  • January 2016 –
    SHA-1 SSL Certificates issued after January 1, 2016, will show a certificate error in Chrome.
  •  
    Certificate criteria: signed with a SHA-1-base signature, issued after January 1, 2016, and chained to a public CA.
  • January 1, 2017 –
    Microsoft, Google, and Mozilla will end trust for all SHA-1 SSL Certificates.
  •  
    Mozilla and Google say it is feasible to move this date up to July 1, 2016, in light of recent attacks on SHA-1.
  •  
    Microsoft says it is feasible to move this date up to as early as June 2016, in light of recent attacks on SHA-1.

Changes to SHA-1 Code Signing Certificate:

  • *Windows 7+/Windows 2008 R2+
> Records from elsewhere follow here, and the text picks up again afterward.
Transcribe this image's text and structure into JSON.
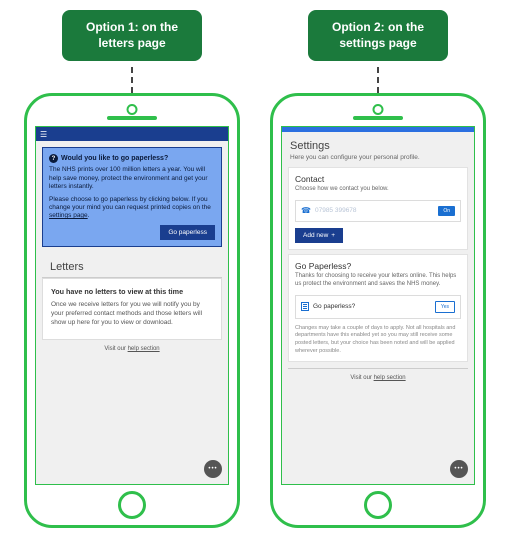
{
  "options": {
    "opt1": {
      "title": "Option 1: on the letters page"
    },
    "opt2": {
      "title": "Option 2: on the settings page"
    }
  },
  "opt1": {
    "banner": {
      "title": "Would you like to go paperless?",
      "p1": "The NHS prints over 100 million letters a year. You will help save money, protect the environment and get your letters instantly.",
      "p2a": "Please choose to go paperless by clicking below. If you change your mind you can request printed copies on the ",
      "link": "settings page",
      "p2b": ".",
      "button": "Go paperless"
    },
    "letters": {
      "heading": "Letters",
      "empty_title": "You have no letters to view at this time",
      "empty_body": "Once we receive letters for you we will notify you by your preferred contact methods and those letters will show up here for you to view or download."
    },
    "help_prefix": "Visit our ",
    "help_link": "help section"
  },
  "opt2": {
    "settings": {
      "heading": "Settings",
      "sub": "Here you can configure your personal profile."
    },
    "contact": {
      "title": "Contact",
      "sub": "Choose how we contact you below.",
      "number": "07985 399678",
      "toggle": "On",
      "add": "Add new"
    },
    "gp": {
      "title": "Go Paperless?",
      "sub": "Thanks for choosing to receive your letters online. This helps us protect the environment and saves the NHS money.",
      "row_label": "Go paperless?",
      "toggle": "Yes",
      "note": "Changes may take a couple of days to apply. Not all hospitals and departments have this enabled yet so you may still receive some posted letters, but your choice has been noted and will be applied wherever possible."
    },
    "help_prefix": "Visit our ",
    "help_link": "help section"
  }
}
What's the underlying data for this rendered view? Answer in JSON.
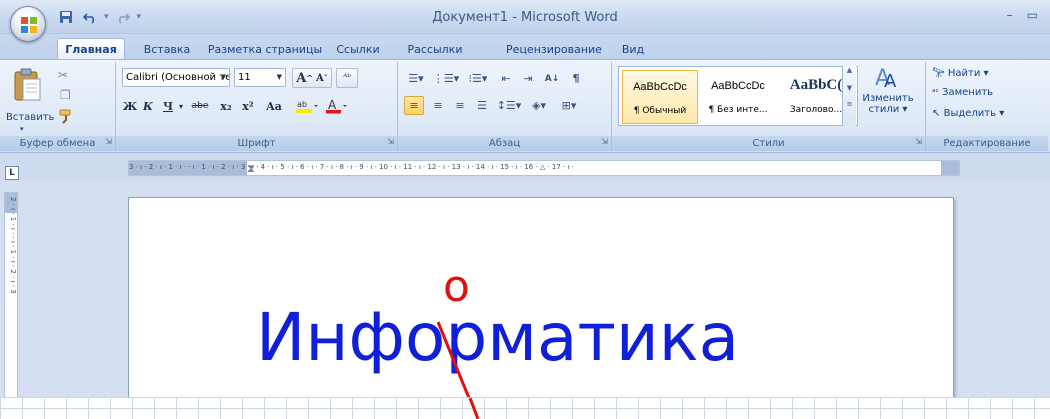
{
  "window": {
    "title": "Документ1 - Microsoft Word",
    "minimize_glyph": "–",
    "restore_glyph": "▭"
  },
  "quick_access": {
    "save_icon": "save-icon",
    "undo_icon": "undo-icon",
    "redo_icon": "redo-icon",
    "customize_glyph": "▾"
  },
  "tabs": [
    "Главная",
    "Вставка",
    "Разметка страницы",
    "Ссылки",
    "Рассылки",
    "Рецензирование",
    "Вид"
  ],
  "active_tab": "Главная",
  "clipboard": {
    "paste_label": "Вставить",
    "paste_arrow": "▾",
    "group_label": "Буфер обмена"
  },
  "font": {
    "font_name": "Calibri (Основной те",
    "font_size": "11",
    "grow": "A",
    "shrink": "A",
    "bold": "Ж",
    "italic": "К",
    "underline": "Ч",
    "strike": "abe",
    "subscript": "x₂",
    "superscript": "x²",
    "case": "Aa",
    "group_label": "Шрифт"
  },
  "paragraph": {
    "group_label": "Абзац"
  },
  "styles": {
    "items": [
      {
        "sample": "AaBbCcDc",
        "name": "¶ Обычный"
      },
      {
        "sample": "AaBbCcDc",
        "name": "¶ Без инте..."
      },
      {
        "sample": "AaBbC(",
        "name": "Заголово..."
      }
    ],
    "change_label_1": "Изменить",
    "change_label_2": "стили ▾",
    "group_label": "Стили"
  },
  "editing": {
    "find": "Найти ▾",
    "replace": "Заменить",
    "select": "Выделить ▾",
    "group_label": "Редактирование"
  },
  "ruler": {
    "corner_glyph": "L",
    "h_ticks": "3 · ı · 2 · ı · 1 · ı ·  · ı · 1 · ı · 2 · ı · 3 · ı · 4 · ı · 5 · ı · 6 · ı · 7 · ı · 8 · ı · 9 · ı · 10 · ı · 11 · ı · 12 · ı · 13 · ı · 14 · ı · 15 · ı · 16 · △ · 17 · ı ·",
    "v_ticks": "2 · ı · 1 · ı · · ı · 1 · ı · 2 · ı · 3"
  },
  "document": {
    "word": "Информатика",
    "correction": "о",
    "colors": {
      "word": "#1020d8",
      "correction": "#e01010"
    }
  }
}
    • February 14, 2017 – Microsoft will end trust for SHA-1 Code Signing Certificates issued after December 31, 2015, including all SHA-1 signed code with or without time stamps. Microsoft will end trust for code signed by SHA-1 Code Signing Certificates issued before January 1, 2016 without time stamps.

    • January 14, 2020 – Microsoft will end trust for SHA-1 Code Signing Certificates issued before January 1, 2016, including all SHA-1 signed code with time stamps.
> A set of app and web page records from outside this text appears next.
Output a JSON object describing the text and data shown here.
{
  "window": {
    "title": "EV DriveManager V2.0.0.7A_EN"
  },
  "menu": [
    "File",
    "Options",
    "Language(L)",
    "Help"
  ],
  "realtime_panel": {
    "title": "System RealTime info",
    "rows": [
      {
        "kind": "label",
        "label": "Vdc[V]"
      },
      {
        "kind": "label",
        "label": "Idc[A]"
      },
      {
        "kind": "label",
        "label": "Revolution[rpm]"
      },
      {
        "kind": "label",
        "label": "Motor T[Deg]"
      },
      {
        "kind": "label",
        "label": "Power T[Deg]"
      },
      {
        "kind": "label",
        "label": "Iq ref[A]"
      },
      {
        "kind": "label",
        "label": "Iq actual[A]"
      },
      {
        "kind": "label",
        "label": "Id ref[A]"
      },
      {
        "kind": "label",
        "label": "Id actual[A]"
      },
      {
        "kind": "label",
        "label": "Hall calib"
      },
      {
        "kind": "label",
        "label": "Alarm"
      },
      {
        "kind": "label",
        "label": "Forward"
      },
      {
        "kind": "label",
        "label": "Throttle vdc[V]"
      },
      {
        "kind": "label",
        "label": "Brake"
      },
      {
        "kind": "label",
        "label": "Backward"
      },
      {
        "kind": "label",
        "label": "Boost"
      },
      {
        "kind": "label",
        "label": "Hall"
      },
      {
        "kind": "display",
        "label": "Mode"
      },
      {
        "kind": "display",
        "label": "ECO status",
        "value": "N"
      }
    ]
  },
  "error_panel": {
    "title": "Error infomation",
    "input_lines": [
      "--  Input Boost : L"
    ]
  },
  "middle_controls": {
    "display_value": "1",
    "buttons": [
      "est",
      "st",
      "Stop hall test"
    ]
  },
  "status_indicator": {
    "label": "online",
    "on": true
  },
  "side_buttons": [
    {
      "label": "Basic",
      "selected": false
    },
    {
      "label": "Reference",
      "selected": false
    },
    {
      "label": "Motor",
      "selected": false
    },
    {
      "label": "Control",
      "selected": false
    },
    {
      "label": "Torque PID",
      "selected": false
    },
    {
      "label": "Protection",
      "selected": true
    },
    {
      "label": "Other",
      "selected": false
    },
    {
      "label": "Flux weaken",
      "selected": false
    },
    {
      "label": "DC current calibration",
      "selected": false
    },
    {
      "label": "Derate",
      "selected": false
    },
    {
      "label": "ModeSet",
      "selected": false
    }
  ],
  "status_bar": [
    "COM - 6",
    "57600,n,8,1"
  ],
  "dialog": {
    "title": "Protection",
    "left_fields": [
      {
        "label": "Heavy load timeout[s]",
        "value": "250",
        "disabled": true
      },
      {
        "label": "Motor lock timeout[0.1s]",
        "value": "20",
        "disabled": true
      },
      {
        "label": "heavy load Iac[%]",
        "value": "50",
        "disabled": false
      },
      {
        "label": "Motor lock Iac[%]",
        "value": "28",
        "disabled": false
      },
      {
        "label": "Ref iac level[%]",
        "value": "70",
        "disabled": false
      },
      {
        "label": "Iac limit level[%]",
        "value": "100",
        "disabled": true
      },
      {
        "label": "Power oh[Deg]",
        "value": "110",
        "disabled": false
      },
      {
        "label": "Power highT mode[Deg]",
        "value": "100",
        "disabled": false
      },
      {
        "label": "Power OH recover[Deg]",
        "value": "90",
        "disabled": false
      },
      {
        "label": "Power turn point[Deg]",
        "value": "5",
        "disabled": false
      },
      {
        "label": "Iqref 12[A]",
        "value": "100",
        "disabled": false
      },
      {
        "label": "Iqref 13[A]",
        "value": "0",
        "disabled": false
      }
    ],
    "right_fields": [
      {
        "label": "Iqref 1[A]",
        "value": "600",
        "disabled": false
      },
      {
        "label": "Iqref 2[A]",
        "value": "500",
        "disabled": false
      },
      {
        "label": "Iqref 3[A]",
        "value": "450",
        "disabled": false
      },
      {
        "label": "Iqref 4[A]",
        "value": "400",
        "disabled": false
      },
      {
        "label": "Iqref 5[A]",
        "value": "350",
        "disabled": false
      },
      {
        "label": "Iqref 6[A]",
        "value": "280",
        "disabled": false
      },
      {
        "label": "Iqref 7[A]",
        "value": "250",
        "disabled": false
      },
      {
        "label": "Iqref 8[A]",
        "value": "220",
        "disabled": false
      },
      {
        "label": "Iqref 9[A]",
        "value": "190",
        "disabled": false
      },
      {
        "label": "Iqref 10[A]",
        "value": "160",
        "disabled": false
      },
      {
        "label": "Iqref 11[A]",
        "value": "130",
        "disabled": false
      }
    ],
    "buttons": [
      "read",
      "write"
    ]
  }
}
  • *Windows Vista/Windows 2008

    • January 14, 2020 – Microsoft will end support for Windows Vista/Windows 2008. Because these operating systems don’t support SHA-2 Code Signing Certificates, CAs may continue to issue SHA-1 Code Signing Certificates so that developers can continue to support these operating systems until their extended support ends.

  • *Note:  For details concerning Microsoft's support for SHA-1 Code Signing Certificates, please refer to the Windows PKI blog posting SHA1 Deprecation Policy.

 
Q: How is DigiCert handling the SHA-2 requirement?
ANSWER: DigiCert is always looking for ways to give our customers the very best experience in SSL.

Since Microsoft’s announcement, DigiCert has not issued any SHA-1 certificates that expire past 2017 and made SHA-2 the default for all certificates purchased.

With the impending warning messages from Google as well as Microsoft’s upcoming deadline, DigiCert strongly recommends that you accelerate SHA-2 deployment where possible and prepare to fully migrate to SHA-2.

 
Q: What do I do if I have a SHA-2 certificate and run into a problem?
ANSWER: Check with your browser or Operating System manufacturer for updates that add support for SHA-2.
 
Q: Will my users have problems if my website is secured with a SHA-2 SSL Certificate?
ANSWER: All modern browsers support SHA-2 certificates. Users on older browsers are susceptible to numerous security issues, including SHA-2 compatibility. DigiCert encourages administrators to work with their users on older, less secure systems to update to the latest version.

If you do not upgrade to SHA-2, your users will see SHA-1 security warnings in Google Chrome starting in November 2014. W3Schools’ latest report stated that 59.8% of all people on the Internet use Chrome and thus will be affected by this SHA-1 warning.